Styled and written by Christine Fellingham | Photos by Kylene White | Hair and makeup by Jill Higginbotham and Mariah Sanchez for J Michael’s Spa & Salon
Green thinking is redefining how we dress. From sustainable fabrics to recycled materials and thrift-store chic, there’s a shift away from overconsumption towards ecologically-aware wardrobe building.
Eager to support this new fashion philosophy, we shopped local for eco-chic looks, then headed to our own rain forest at The Louisville Zoo for a nature-inspired fashion shoot. And, because their generation will soon be running the planet, we asked the University of Louisville Women’s Volleyball team to come along as models. This imposing team of young women put their personal twists on the styles and shared their thoughts on shopping green.
Fabrics woven by a co-op in India are turned into the fair-trade fashions made by local fashion collaborative Anchal Project. “I try to shop at local and authentic places. It’s pricier but the clothing lasts much longer and was made in a more eco-friendly environment,” says Phekran.
Earrings hand-made from nut shells by Ecuadorian artists support a fair-trade initiative while adding visual interest to any outfit. “I’m trying to be more selective about what I buy,” says Anna DeBeers, who regularly shops and donates clothes at Goodwill.
Pops of Print
Florals and leaf prints are appearing everywhere– and look especially fresh on spring’s elevated joggers.
A hand-stitched jacket by Anchal Project is a striking anti-fast-fashion statement.
In Full Bloom
Plant-based styling products helped create the frizz-proof waves that flatter this tropical print cotton dress.
Back to Nature
Mineral makeup, shell jewelry and cotton dresses combine style and green sensibilities.
Relaxed shapes and a glimpse of midriff match the laid-back vibe of sustainability-centric fashion thinking.
Less is More

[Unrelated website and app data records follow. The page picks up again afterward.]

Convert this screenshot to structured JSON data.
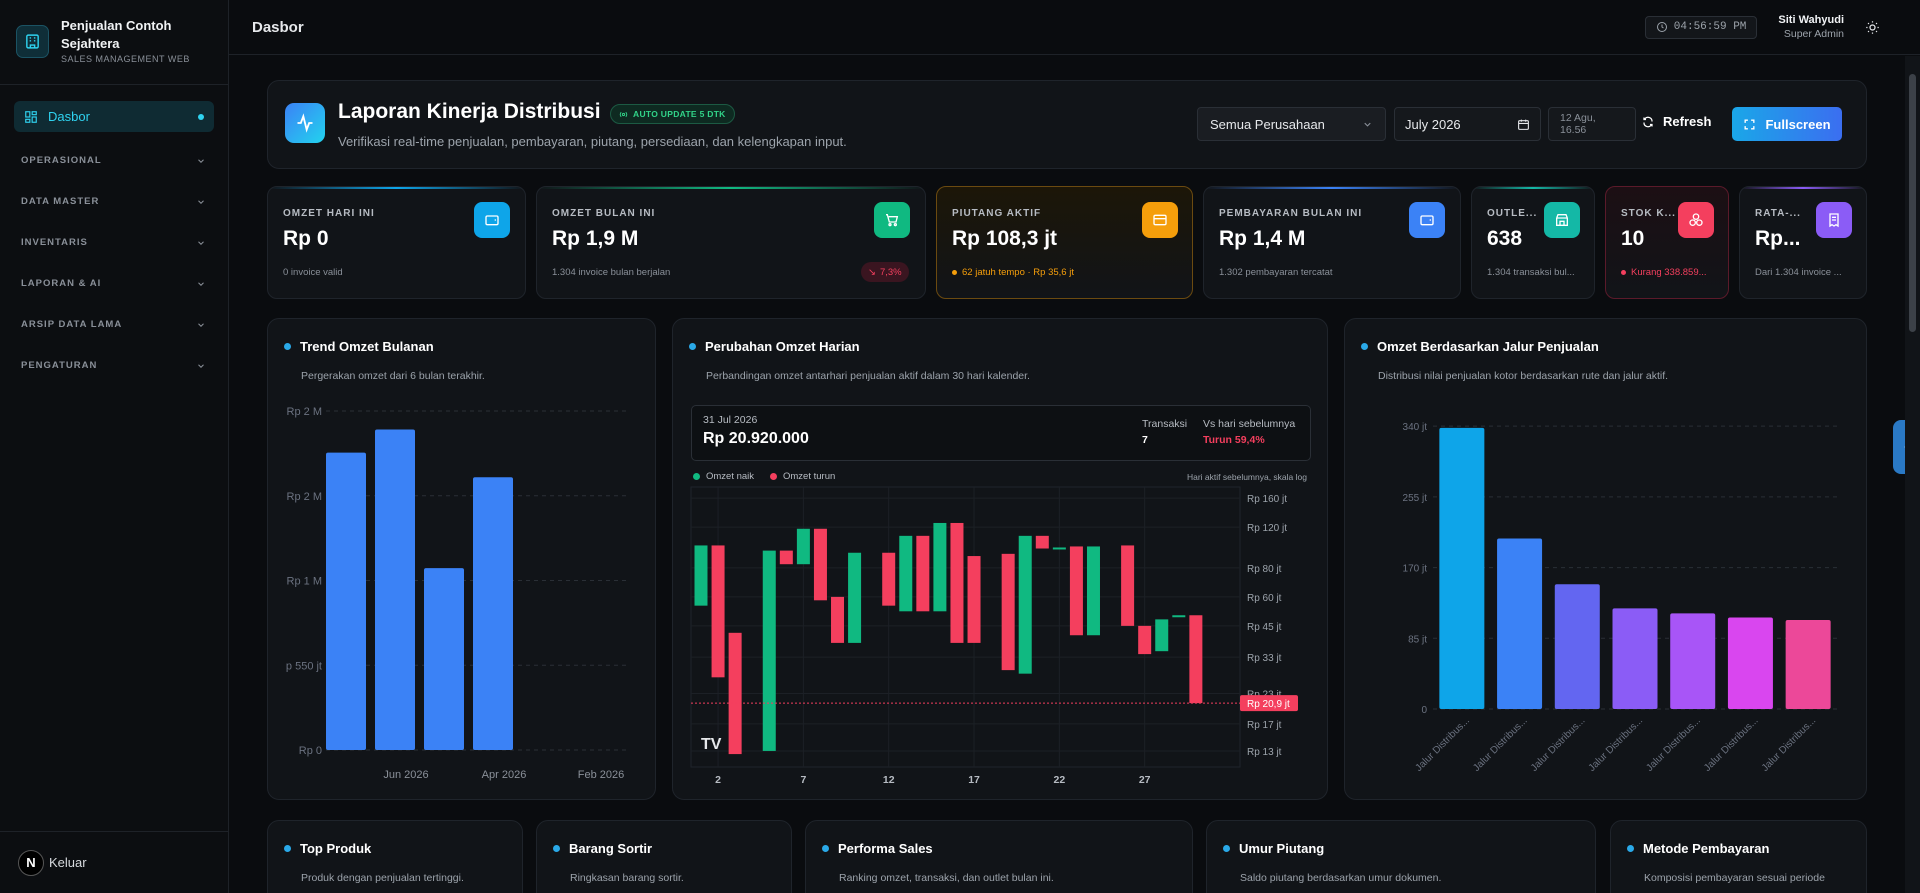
{
  "brand": {
    "name": "Penjualan Contoh Sejahtera",
    "subtitle": "SALES MANAGEMENT WEB"
  },
  "sidebar": {
    "active": "Dasbor",
    "sections": [
      "OPERASIONAL",
      "DATA MASTER",
      "INVENTARIS",
      "LAPORAN & AI",
      "ARSIP DATA LAMA",
      "PENGATURAN"
    ],
    "logout": "Keluar",
    "logo_letter": "N"
  },
  "topbar": {
    "title": "Dasbor",
    "clock": "04:56:59 PM",
    "user_name": "Siti Wahyudi",
    "user_role": "Super Admin"
  },
  "header": {
    "title": "Laporan Kinerja Distribusi",
    "badge": "AUTO UPDATE 5 DTK",
    "subtitle": "Verifikasi real-time penjualan, pembayaran, piutang, persediaan, dan kelengkapan input.",
    "company_select": "Semua Perusahaan",
    "month": "July 2026",
    "last_update": "12 Agu, 16.56",
    "refresh": "Refresh",
    "fullscreen": "Fullscreen"
  },
  "kpis": [
    {
      "label": "OMZET HARI INI",
      "value": "Rp 0",
      "sub": "0 invoice valid",
      "color": "#0ea5e9",
      "icon": "wallet-icon"
    },
    {
      "label": "OMZET BULAN INI",
      "value": "Rp 1,9 M",
      "sub": "1.304 invoice bulan berjalan",
      "badge": "7,3%",
      "color": "#10b981",
      "icon": "cart-icon"
    },
    {
      "label": "PIUTANG AKTIF",
      "value": "Rp 108,3 jt",
      "sub": "62 jatuh tempo · Rp 35,6 jt",
      "color": "#f59e0b",
      "icon": "card-icon"
    },
    {
      "label": "PEMBAYARAN BULAN INI",
      "value": "Rp 1,4 M",
      "sub": "1.302 pembayaran tercatat",
      "color": "#3b82f6",
      "icon": "wallet-icon"
    },
    {
      "label": "OUTLE...",
      "value": "638",
      "sub": "1.304 transaksi bul...",
      "color": "#14b8a6",
      "icon": "store-icon"
    },
    {
      "label": "STOK K...",
      "value": "10",
      "sub": "Kurang 338.859...",
      "color": "#f43f5e",
      "icon": "boxes-icon"
    },
    {
      "label": "RATA-...",
      "value": "Rp...",
      "sub": "Dari 1.304 invoice ...",
      "color": "#8b5cf6",
      "icon": "receipt-icon"
    }
  ],
  "trend_panel": {
    "title": "Trend Omzet Bulanan",
    "subtitle": "Pergerakan omzet dari 6 bulan terakhir."
  },
  "daily_panel": {
    "title": "Perubahan Omzet Harian",
    "subtitle": "Perbandingan omzet antarhari penjualan aktif dalam 30 hari kalender.",
    "tooltip": {
      "date": "31 Jul 2026",
      "value": "Rp 20.920.000",
      "tx_label": "Transaksi",
      "tx_value": "7",
      "vs_label": "Vs hari sebelumnya",
      "vs_value": "Turun 59,4%"
    },
    "legend_up": "Omzet naik",
    "legend_down": "Omzet turun",
    "note": "Hari aktif sebelumnya, skala log",
    "last_price_label": "Rp 20,9 jt"
  },
  "route_panel": {
    "title": "Omzet Berdasarkan Jalur Penjualan",
    "subtitle": "Distribusi nilai penjualan kotor berdasarkan rute dan jalur aktif."
  },
  "bottom_panels": [
    {
      "title": "Top Produk",
      "subtitle": "Produk dengan penjualan tertinggi."
    },
    {
      "title": "Barang Sortir",
      "subtitle": "Ringkasan barang sortir."
    },
    {
      "title": "Performa Sales",
      "subtitle": "Ranking omzet, transaksi, dan outlet bulan ini."
    },
    {
      "title": "Umur Piutang",
      "subtitle": "Saldo piutang berdasarkan umur dokumen."
    },
    {
      "title": "Metode Pembayaran",
      "subtitle": "Komposisi pembayaran sesuai periode"
    }
  ],
  "chart_data": [
    {
      "type": "bar",
      "title": "Trend Omzet Bulanan",
      "ytick_labels": [
        "Rp 0",
        "p 550 jt",
        "Rp 1 M",
        "Rp 2 M",
        "Rp 2 M"
      ],
      "xtick_labels": [
        "Jun 2026",
        "Apr 2026",
        "Feb 2026"
      ],
      "ylim": [
        0,
        2200
      ],
      "unit": "Rp jt",
      "values": [
        1930,
        2080,
        1180,
        1770
      ],
      "color": "#3b82f6",
      "grid": true
    },
    {
      "type": "candlestick",
      "title": "Perubahan Omzet Harian",
      "scale": "log",
      "ytick_labels": [
        "Rp 160 jt",
        "Rp 120 jt",
        "Rp 80 jt",
        "Rp 60 jt",
        "Rp 45 jt",
        "Rp 33 jt",
        "Rp 23 jt",
        "Rp 17 jt",
        "Rp 13 jt"
      ],
      "yticks": [
        160,
        120,
        80,
        60,
        45,
        33,
        23,
        17,
        13
      ],
      "xtick_labels": [
        "2",
        "7",
        "12",
        "17",
        "22",
        "27"
      ],
      "xticks": [
        2,
        7,
        12,
        17,
        22,
        27
      ],
      "ylim": [
        12,
        165
      ],
      "xlim": [
        1,
        32
      ],
      "unit": "Rp jt",
      "candles": [
        {
          "day": 1,
          "open": 55,
          "close": 100
        },
        {
          "day": 2,
          "open": 100,
          "close": 27
        },
        {
          "day": 3,
          "open": 42,
          "close": 12.6
        },
        {
          "day": 5,
          "open": 13,
          "close": 95
        },
        {
          "day": 6,
          "open": 95,
          "close": 83
        },
        {
          "day": 7,
          "open": 83,
          "close": 118
        },
        {
          "day": 8,
          "open": 118,
          "close": 58
        },
        {
          "day": 9,
          "open": 60,
          "close": 38
        },
        {
          "day": 10,
          "open": 38,
          "close": 93
        },
        {
          "day": 12,
          "open": 93,
          "close": 55
        },
        {
          "day": 13,
          "open": 52,
          "close": 110
        },
        {
          "day": 14,
          "open": 110,
          "close": 52
        },
        {
          "day": 15,
          "open": 52,
          "close": 125
        },
        {
          "day": 16,
          "open": 125,
          "close": 38
        },
        {
          "day": 17,
          "open": 90,
          "close": 38
        },
        {
          "day": 19,
          "open": 92,
          "close": 29
        },
        {
          "day": 20,
          "open": 28,
          "close": 110
        },
        {
          "day": 21,
          "open": 110,
          "close": 97
        },
        {
          "day": 22,
          "open": 98,
          "close": 98
        },
        {
          "day": 23,
          "open": 99,
          "close": 41
        },
        {
          "day": 24,
          "open": 41,
          "close": 99
        },
        {
          "day": 26,
          "open": 100,
          "close": 45
        },
        {
          "day": 27,
          "open": 45,
          "close": 34
        },
        {
          "day": 28,
          "open": 35,
          "close": 48
        },
        {
          "day": 29,
          "open": 50,
          "close": 50
        },
        {
          "day": 30,
          "open": 50,
          "close": 20.9
        }
      ],
      "up_color": "#10b981",
      "down_color": "#f43f5e",
      "last_price": 20.9
    },
    {
      "type": "bar",
      "title": "Omzet Berdasarkan Jalur Penjualan",
      "ytick_labels": [
        "0",
        "85 jt",
        "170 jt",
        "255 jt",
        "340 jt"
      ],
      "yticks": [
        0,
        85,
        170,
        255,
        340
      ],
      "ylim": [
        0,
        345
      ],
      "unit": "Rp jt",
      "categories": [
        "Jalur Distribus...",
        "Jalur Distribus...",
        "Jalur Distribus...",
        "Jalur Distribus...",
        "Jalur Distribus...",
        "Jalur Distribus...",
        "Jalur Distribus..."
      ],
      "values": [
        338,
        205,
        150,
        121,
        115,
        110,
        107
      ],
      "colors": [
        "#0ea5e9",
        "#3b82f6",
        "#6366f1",
        "#8b5cf6",
        "#a855f7",
        "#d946ef",
        "#ec4899"
      ],
      "grid": true
    }
  ]
}
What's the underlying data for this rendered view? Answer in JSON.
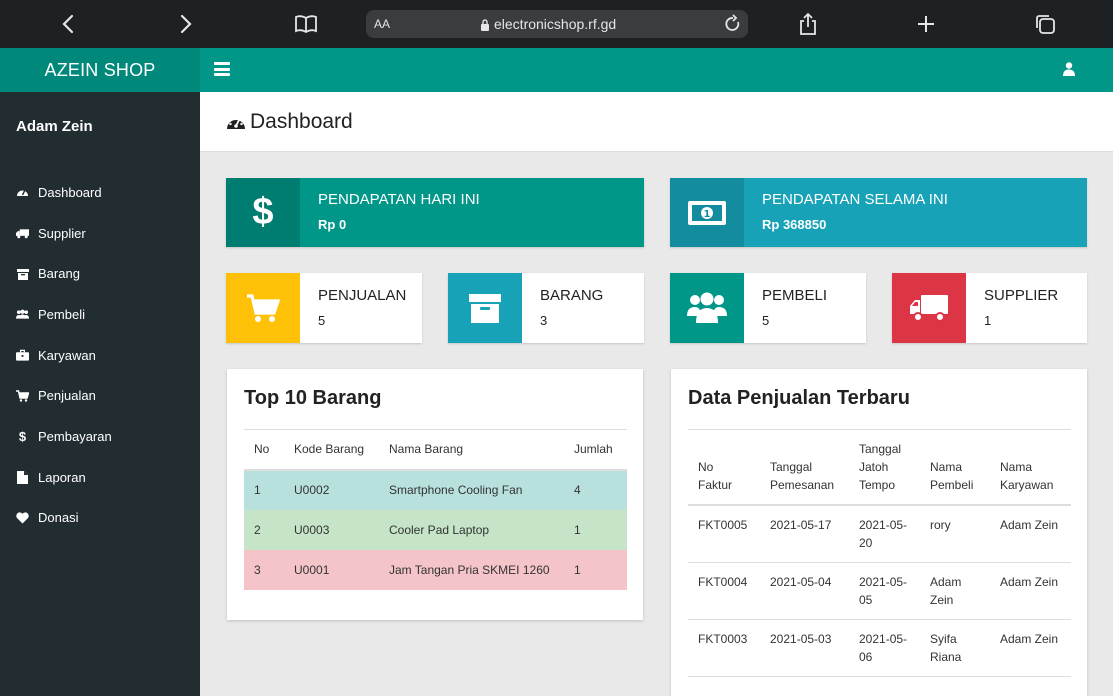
{
  "browser": {
    "text_size": "AA",
    "url": "electronicshop.rf.gd"
  },
  "brand": "AZEIN SHOP",
  "user": {
    "name": "Adam Zein"
  },
  "menu": [
    {
      "label": "Dashboard",
      "icon": "dashboard-icon"
    },
    {
      "label": "Supplier",
      "icon": "truck-icon"
    },
    {
      "label": "Barang",
      "icon": "archive-icon"
    },
    {
      "label": "Pembeli",
      "icon": "users-icon"
    },
    {
      "label": "Karyawan",
      "icon": "briefcase-icon"
    },
    {
      "label": "Penjualan",
      "icon": "cart-icon"
    },
    {
      "label": "Pembayaran",
      "icon": "dollar-icon"
    },
    {
      "label": "Laporan",
      "icon": "file-icon"
    },
    {
      "label": "Donasi",
      "icon": "heart-icon"
    }
  ],
  "page_title": "Dashboard",
  "cards": {
    "today": {
      "label": "PENDAPATAN HARI INI",
      "value": "Rp 0"
    },
    "total": {
      "label": "PENDAPATAN SELAMA INI",
      "value": "Rp 368850"
    },
    "sales": {
      "label": "PENJUALAN",
      "value": "5"
    },
    "items": {
      "label": "BARANG",
      "value": "3"
    },
    "buyers": {
      "label": "PEMBELI",
      "value": "5"
    },
    "suppliers": {
      "label": "SUPPLIER",
      "value": "1"
    }
  },
  "colors": {
    "teal": "#009688",
    "cyan": "#17a2b8",
    "yellow": "#ffc107",
    "red": "#dc3545",
    "sidebar": "#222d32"
  },
  "top_items": {
    "title": "Top 10 Barang",
    "headers": [
      "No",
      "Kode Barang",
      "Nama Barang",
      "Jumlah"
    ],
    "rows": [
      [
        "1",
        "U0002",
        "Smartphone Cooling Fan",
        "4"
      ],
      [
        "2",
        "U0003",
        "Cooler Pad Laptop",
        "1"
      ],
      [
        "3",
        "U0001",
        "Jam Tangan Pria SKMEI 1260",
        "1"
      ]
    ]
  },
  "recent_sales": {
    "title": "Data Penjualan Terbaru",
    "headers": [
      "No Faktur",
      "Tanggal Pemesanan",
      "Tanggal Jatoh Tempo",
      "Nama Pembeli",
      "Nama Karyawan"
    ],
    "rows": [
      [
        "FKT0005",
        "2021-05-17",
        "2021-05-20",
        "rory",
        "Adam Zein"
      ],
      [
        "FKT0004",
        "2021-05-04",
        "2021-05-05",
        "Adam Zein",
        "Adam Zein"
      ],
      [
        "FKT0003",
        "2021-05-03",
        "2021-05-06",
        "Syifa Riana",
        "Adam Zein"
      ]
    ]
  }
}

Pairing this simple cotton dress with shell jewelry and mineral makeup is a stunning move towards minimalism. “I’ve learned to ask myself, ‘Do I need this?’” says Phekran.